Vocational technical schools in Massachusetts are becoming victims of their own success.
The schools are highly competitive, with many now outperforming district schools on standardized tests and graduation rates. And that's making them difficult for students to get into.
Which leads to a big question — asked recently in Commonwealth Magazine — are some students who could benefit from hands-on experience being left behind?
On concerns about students who can't attend voc-tech schools being left behind
Mayor Jon Mitchell: "Vocational schools have a selective admissions process. ... They have a process of which they select students based almost exclusively on academic performance, behavioral record and attendance record — all of which correlate.

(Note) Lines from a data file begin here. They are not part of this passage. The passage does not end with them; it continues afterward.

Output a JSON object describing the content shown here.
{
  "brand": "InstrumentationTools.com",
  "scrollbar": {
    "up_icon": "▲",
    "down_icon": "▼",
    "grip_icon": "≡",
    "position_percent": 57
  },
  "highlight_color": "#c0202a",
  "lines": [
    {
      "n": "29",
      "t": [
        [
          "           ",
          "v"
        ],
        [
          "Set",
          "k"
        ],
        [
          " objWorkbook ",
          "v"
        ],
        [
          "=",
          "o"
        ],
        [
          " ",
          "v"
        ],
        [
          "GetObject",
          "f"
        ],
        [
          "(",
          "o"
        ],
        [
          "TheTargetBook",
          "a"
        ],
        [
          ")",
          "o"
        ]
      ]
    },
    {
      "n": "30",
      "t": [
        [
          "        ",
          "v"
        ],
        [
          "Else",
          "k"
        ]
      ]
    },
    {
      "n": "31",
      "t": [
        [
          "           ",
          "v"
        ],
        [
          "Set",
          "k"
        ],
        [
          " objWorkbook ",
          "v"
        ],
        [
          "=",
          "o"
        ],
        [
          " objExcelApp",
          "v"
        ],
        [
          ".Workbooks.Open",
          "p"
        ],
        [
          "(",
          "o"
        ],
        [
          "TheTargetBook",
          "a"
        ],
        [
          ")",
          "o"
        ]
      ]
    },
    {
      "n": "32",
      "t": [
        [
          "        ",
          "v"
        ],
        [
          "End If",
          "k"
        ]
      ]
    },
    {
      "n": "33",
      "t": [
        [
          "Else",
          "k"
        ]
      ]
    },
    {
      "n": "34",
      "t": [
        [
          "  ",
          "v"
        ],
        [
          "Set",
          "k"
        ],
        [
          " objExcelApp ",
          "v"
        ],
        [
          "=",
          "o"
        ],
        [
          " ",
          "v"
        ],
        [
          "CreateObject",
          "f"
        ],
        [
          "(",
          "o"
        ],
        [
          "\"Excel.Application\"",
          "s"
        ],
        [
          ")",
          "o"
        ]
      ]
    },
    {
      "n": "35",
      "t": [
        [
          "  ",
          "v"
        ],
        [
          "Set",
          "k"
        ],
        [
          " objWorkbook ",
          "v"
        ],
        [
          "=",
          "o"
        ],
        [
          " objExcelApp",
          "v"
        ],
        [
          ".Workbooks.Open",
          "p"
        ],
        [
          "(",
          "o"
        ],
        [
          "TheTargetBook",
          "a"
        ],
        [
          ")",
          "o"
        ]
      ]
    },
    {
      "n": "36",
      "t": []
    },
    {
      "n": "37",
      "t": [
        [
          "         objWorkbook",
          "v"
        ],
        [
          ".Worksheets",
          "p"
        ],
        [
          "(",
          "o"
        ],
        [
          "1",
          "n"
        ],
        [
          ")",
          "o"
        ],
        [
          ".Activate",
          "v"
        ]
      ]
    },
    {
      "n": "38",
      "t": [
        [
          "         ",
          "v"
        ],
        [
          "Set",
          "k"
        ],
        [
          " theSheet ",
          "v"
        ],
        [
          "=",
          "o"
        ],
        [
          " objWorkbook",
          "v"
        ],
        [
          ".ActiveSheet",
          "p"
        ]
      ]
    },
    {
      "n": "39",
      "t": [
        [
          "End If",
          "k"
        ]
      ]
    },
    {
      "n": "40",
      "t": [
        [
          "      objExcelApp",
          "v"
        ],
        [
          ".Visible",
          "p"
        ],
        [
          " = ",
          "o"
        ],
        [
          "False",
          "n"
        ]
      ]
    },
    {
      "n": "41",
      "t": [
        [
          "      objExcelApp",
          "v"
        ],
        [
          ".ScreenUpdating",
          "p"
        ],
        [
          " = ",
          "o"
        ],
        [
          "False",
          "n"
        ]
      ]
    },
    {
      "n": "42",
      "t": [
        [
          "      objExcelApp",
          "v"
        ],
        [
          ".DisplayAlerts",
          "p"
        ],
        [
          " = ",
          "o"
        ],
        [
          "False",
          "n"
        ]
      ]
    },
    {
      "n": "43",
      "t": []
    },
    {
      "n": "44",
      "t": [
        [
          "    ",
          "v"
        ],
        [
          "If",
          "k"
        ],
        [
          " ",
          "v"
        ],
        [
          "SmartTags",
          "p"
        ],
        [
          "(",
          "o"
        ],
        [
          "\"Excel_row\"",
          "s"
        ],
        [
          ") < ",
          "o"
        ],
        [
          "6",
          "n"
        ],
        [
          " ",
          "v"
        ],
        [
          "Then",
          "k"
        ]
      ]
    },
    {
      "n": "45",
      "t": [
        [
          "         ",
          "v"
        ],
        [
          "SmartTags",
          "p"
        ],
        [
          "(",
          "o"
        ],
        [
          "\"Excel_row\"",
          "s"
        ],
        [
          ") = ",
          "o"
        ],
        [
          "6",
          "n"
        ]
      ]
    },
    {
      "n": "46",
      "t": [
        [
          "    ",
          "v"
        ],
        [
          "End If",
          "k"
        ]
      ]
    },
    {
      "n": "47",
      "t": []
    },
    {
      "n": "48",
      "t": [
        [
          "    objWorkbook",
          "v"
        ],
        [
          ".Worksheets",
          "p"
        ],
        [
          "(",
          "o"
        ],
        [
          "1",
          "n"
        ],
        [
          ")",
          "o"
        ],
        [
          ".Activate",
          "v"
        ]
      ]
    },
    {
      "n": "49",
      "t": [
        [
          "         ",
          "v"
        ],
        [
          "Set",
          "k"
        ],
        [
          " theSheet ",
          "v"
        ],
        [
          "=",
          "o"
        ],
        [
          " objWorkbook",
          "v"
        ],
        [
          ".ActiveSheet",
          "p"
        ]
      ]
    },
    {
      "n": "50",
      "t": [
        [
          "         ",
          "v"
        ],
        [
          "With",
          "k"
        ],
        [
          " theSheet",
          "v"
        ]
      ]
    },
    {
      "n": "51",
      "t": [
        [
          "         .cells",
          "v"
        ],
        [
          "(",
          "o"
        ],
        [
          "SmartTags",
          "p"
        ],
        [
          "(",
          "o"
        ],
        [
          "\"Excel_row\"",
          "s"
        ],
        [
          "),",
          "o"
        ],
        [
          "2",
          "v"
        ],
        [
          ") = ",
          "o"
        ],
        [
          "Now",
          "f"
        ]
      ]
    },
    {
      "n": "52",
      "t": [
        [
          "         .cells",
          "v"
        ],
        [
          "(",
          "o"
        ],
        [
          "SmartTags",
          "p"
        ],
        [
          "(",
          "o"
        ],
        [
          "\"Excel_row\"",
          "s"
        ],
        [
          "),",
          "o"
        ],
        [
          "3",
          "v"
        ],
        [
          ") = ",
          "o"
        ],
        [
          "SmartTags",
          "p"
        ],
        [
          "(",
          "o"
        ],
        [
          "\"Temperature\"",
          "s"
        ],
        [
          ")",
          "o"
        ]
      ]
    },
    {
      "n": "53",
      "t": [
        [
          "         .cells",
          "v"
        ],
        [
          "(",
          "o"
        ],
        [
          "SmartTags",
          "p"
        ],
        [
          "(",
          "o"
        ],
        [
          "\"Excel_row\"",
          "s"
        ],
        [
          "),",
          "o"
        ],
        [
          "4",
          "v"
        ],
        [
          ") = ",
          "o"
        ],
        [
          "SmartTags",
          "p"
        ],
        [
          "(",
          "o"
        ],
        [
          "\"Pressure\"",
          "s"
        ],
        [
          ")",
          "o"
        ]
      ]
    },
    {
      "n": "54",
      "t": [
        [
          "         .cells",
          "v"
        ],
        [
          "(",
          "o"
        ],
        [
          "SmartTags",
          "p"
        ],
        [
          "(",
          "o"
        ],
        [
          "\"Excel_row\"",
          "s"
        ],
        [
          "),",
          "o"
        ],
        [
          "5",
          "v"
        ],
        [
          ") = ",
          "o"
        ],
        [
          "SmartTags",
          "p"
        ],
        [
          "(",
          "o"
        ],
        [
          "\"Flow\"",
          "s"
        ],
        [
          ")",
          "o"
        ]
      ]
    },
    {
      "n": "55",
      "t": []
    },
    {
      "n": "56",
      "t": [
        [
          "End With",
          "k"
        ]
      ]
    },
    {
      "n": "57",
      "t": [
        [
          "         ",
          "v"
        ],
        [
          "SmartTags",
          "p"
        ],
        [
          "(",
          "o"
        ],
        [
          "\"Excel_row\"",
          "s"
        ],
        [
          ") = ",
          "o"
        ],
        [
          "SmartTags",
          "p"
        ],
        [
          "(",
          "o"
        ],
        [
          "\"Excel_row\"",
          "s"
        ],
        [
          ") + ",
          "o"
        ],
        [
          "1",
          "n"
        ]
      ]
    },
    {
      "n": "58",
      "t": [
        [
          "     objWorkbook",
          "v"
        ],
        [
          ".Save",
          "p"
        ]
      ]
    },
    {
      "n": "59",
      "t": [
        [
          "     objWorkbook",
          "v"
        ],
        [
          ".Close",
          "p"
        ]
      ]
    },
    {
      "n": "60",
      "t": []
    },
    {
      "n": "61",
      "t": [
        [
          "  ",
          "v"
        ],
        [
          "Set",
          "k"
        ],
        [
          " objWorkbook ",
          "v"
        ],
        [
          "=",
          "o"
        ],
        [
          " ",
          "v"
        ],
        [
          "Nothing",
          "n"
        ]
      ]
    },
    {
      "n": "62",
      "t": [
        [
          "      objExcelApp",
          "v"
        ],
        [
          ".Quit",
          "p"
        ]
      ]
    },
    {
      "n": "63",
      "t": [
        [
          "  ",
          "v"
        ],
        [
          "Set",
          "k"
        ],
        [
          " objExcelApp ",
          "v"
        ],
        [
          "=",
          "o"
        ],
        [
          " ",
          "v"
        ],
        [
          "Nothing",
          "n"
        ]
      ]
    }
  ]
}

And so it has resulted over the years in their drawing a cohort of higher performing students and leaving behind a set of students that are the ones who fit the profile of kids who most benefited from a vocational setting. That is to say, students who may have had a blemish on his or her academic record or behavioral record and who may not thrive in a traditional classroom, but who could take apart a car and thrive in a trade. Those kids are not getting those opportunities anymore as they once did."
Bob Dutch: "I'm not sure that 'left behind' is the right word. I think that the real issue here is that the demand for vocational education outstrips the space that's available for students. I think ideally, in a perfect world, we would be able to provide the opportunity for every student who wants to have that opportunity.
The selection process — while being based on grades, discipline, attendance — also incorporates two other components: an interview in most school districts, as well as a recommendation from a guidance counselor or a teacher. ... I think to make a determination that there's a certain type of student who should be attending a technical school is an assumption based on the old vision of career technical education."
On the types of students in voc-tech schools
Dutch: "I would venture to guess that if you look at the statistics, and I can certainly speak from the perspective of Upper Cape Tech and most of the other regional vocational schools, they do represent the communities from which they draw. Specifically, if we're talking about special ed[ucation] populations, which I know has been a concern, most vocational technical schools have special ed. percent populations that are greater than the communities from which they draw."
Mitchell: "We're seeing a huge disparity. In the case of Special Ed., 19 percent of the students in our comprehensive high school are designated special ed.; at the vocational school, it's only 6 percent. The disparity is even [starker] when it comes to English Language Learners ... in New Bedford High School, 22 percent of the students are characterized as ELL, and only 2 percent in Bedford Voc. Those kids just aren't getting in because 90 percent of the score — of the admissions score — to get into Greater New Bedford Regional Vocational Technical High School is based on academics, attendance — and many of these kids, especially immigrants from Central America, have a tough time showing up for school because they're also working — and behavior. The practical effect is that the kids who are struggling in traditional academic settings in middle school are really either not applying because they don't think they have any chance of getting in or they actually try and they don't get in. I think it's hard to justify in this day in age."
On if voc-tech schools should move to a selection model like the lottery used for charter schools
Mitchell: "Those schools, under authority of the Department of Elementary and Secondary Education, select which students they want to have in. And they're funded by public dollars and they have an admissions process that is more like a private school. ... [Vocational schools have] the incentive to do so because they're subject to state testing like any other school."
Dutch: "I think primarily, the random selection process wouldn't solve the real problem, which is access. The number of available seats wouldn't be addressed by that issue."
This article was originally published on April 25, 2017.
This segment aired on April 25, 2017.